**EXERCISE AIM:**
For the listing below, report all lines that hold the word "kind".

**EXERCISE MATERIAL:**
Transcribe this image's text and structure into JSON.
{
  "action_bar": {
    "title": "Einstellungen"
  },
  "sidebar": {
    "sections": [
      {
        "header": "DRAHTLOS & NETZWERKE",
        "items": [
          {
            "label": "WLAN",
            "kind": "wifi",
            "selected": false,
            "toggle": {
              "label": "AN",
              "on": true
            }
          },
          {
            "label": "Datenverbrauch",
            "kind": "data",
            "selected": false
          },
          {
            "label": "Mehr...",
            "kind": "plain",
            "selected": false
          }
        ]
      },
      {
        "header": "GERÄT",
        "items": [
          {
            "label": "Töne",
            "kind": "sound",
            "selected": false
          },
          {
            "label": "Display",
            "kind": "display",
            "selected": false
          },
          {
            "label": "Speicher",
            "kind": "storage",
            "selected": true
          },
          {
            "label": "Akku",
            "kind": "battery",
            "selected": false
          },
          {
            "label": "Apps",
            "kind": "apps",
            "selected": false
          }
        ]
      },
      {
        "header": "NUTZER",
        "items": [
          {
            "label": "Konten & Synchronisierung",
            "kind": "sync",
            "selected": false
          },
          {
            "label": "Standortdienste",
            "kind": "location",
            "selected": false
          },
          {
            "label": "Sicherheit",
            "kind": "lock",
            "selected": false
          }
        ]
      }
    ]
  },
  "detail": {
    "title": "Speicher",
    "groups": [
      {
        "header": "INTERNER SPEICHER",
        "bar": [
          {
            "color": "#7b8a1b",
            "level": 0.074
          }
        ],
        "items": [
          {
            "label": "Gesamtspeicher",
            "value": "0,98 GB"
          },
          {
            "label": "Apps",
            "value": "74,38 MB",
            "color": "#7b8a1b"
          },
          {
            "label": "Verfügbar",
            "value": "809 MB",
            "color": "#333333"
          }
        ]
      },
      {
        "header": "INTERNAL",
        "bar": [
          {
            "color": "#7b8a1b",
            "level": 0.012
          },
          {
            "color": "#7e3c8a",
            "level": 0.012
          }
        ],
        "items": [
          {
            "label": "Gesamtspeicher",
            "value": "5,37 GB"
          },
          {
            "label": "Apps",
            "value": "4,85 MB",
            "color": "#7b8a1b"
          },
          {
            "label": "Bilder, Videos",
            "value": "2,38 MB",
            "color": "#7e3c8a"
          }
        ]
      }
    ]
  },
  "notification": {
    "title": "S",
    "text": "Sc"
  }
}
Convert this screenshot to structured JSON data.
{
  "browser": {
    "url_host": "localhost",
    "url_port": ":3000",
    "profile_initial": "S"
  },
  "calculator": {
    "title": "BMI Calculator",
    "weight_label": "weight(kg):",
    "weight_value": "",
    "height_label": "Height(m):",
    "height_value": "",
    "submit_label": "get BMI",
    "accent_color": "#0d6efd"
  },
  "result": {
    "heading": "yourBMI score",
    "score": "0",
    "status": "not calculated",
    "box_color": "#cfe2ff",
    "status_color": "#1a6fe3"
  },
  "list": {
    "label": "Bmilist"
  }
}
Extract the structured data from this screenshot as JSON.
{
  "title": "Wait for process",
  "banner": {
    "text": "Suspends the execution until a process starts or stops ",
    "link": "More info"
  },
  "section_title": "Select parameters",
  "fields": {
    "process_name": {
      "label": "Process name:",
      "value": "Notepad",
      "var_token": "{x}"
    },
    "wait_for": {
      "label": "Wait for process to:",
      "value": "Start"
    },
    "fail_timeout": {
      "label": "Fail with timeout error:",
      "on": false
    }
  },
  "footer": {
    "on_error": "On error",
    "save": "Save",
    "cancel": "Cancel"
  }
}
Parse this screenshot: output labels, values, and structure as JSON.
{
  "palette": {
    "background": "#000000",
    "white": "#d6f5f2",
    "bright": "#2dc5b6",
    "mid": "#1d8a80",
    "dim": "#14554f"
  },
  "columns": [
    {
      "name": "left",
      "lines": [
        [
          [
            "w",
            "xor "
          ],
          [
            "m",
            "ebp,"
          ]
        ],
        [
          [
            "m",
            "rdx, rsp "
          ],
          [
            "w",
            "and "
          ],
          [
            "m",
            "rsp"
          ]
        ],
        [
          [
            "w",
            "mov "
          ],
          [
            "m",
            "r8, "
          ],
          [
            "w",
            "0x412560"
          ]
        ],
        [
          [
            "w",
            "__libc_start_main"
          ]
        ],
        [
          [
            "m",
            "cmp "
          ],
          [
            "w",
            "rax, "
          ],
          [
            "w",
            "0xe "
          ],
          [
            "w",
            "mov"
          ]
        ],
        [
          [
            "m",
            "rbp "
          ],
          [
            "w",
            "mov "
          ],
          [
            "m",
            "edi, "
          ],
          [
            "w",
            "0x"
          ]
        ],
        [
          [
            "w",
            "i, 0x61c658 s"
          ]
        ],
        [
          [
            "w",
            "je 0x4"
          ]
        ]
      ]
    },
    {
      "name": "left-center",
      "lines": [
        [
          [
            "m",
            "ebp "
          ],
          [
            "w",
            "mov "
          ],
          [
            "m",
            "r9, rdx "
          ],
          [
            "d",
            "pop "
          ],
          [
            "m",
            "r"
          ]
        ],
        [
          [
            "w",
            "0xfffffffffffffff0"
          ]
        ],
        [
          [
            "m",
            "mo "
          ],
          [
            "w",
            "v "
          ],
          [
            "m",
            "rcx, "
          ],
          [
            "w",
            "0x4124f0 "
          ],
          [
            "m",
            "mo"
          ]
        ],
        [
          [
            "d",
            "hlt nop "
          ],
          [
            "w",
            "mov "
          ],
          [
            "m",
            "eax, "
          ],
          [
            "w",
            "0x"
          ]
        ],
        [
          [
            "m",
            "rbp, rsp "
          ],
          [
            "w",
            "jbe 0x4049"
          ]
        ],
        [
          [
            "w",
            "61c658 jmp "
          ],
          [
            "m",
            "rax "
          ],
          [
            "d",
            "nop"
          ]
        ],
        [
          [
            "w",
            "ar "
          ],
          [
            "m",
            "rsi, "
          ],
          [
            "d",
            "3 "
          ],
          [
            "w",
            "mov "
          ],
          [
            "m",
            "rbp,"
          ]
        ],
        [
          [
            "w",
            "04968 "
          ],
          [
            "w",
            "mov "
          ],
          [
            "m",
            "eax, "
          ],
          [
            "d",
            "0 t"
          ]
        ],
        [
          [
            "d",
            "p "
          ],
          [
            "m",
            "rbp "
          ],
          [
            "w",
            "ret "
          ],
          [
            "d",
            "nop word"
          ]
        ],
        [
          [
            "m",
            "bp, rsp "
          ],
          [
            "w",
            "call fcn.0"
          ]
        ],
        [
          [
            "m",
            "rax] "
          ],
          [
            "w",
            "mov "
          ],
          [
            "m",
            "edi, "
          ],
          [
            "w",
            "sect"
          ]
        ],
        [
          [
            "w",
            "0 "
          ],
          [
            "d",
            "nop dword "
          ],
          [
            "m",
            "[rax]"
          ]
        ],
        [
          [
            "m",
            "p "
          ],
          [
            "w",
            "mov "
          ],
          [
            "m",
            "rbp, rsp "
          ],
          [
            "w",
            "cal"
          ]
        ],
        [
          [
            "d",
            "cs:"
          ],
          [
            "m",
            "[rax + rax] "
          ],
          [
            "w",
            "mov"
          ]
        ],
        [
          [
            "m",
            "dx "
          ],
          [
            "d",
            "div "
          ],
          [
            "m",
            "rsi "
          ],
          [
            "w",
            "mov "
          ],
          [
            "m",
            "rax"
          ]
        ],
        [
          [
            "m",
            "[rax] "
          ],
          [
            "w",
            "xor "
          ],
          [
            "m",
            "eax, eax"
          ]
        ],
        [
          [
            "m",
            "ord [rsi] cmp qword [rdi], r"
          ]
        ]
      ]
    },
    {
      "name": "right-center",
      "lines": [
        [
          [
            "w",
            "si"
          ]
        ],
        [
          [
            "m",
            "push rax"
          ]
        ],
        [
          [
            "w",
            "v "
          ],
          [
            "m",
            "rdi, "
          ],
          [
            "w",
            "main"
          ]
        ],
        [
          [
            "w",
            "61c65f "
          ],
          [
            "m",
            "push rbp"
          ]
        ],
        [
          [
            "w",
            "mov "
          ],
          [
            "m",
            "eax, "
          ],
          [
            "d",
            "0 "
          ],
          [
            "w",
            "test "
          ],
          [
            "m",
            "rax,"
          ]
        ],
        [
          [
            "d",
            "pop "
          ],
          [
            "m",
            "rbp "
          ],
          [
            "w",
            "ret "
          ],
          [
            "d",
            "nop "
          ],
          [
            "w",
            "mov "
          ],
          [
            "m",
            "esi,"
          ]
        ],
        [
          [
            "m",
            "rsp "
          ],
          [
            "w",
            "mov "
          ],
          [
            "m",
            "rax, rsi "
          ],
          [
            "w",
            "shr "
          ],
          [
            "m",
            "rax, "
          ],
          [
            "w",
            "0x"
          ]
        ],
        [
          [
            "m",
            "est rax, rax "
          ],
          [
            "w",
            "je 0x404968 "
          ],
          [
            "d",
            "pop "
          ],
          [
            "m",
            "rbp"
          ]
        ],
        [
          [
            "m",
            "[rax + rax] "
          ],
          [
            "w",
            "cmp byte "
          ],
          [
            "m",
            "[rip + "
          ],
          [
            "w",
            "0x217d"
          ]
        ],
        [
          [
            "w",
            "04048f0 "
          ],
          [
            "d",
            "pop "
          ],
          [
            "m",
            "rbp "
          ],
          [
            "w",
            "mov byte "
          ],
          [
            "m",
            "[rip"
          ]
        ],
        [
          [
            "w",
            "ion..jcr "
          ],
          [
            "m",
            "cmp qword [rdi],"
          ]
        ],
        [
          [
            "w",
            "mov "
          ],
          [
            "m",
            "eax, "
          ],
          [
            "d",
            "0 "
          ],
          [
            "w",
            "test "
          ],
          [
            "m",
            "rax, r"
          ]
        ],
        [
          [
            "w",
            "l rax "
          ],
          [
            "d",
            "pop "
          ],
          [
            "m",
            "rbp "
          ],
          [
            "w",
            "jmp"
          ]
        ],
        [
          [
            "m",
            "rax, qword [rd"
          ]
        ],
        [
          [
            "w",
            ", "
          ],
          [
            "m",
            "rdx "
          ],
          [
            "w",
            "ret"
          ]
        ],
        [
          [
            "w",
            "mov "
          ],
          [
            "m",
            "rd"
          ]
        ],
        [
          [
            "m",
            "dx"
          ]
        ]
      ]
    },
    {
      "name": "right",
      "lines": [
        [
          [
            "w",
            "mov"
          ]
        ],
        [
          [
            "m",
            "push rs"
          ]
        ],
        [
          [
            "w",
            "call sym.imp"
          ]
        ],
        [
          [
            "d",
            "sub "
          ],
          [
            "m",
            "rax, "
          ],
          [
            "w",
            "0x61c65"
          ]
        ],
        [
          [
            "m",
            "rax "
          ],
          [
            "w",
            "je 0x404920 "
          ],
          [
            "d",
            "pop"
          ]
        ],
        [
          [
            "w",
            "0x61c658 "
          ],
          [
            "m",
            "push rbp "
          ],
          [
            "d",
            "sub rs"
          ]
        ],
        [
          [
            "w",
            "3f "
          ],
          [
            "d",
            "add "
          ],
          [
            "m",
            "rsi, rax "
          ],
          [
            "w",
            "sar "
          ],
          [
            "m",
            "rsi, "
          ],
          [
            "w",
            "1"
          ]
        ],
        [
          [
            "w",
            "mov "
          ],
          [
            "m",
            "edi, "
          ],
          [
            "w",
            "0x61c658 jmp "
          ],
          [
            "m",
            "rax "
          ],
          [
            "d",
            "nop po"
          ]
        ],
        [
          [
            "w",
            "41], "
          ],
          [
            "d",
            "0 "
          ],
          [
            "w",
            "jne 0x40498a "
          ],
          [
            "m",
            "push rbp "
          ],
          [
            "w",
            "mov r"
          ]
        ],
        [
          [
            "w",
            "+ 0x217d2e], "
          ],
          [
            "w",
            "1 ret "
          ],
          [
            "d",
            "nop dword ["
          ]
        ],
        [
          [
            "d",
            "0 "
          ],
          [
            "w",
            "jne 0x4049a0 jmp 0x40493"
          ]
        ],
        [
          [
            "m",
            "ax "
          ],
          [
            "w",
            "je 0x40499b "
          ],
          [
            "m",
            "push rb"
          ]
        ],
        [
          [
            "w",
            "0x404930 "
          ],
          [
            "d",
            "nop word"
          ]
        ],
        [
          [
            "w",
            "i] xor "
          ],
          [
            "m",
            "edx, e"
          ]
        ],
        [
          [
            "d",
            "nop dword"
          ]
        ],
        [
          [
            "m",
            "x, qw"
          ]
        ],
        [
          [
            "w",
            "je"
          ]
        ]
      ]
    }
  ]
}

**TASK RESPONSE:**
            "kind": "wifi",
            "kind": "data",
            "kind": "plain",
            "kind": "sound",
            "kind": "display",
            "kind": "storage",
            "kind": "battery",
            "kind": "apps",
            "kind": "sync",
            "kind": "location",
            "kind": "lock",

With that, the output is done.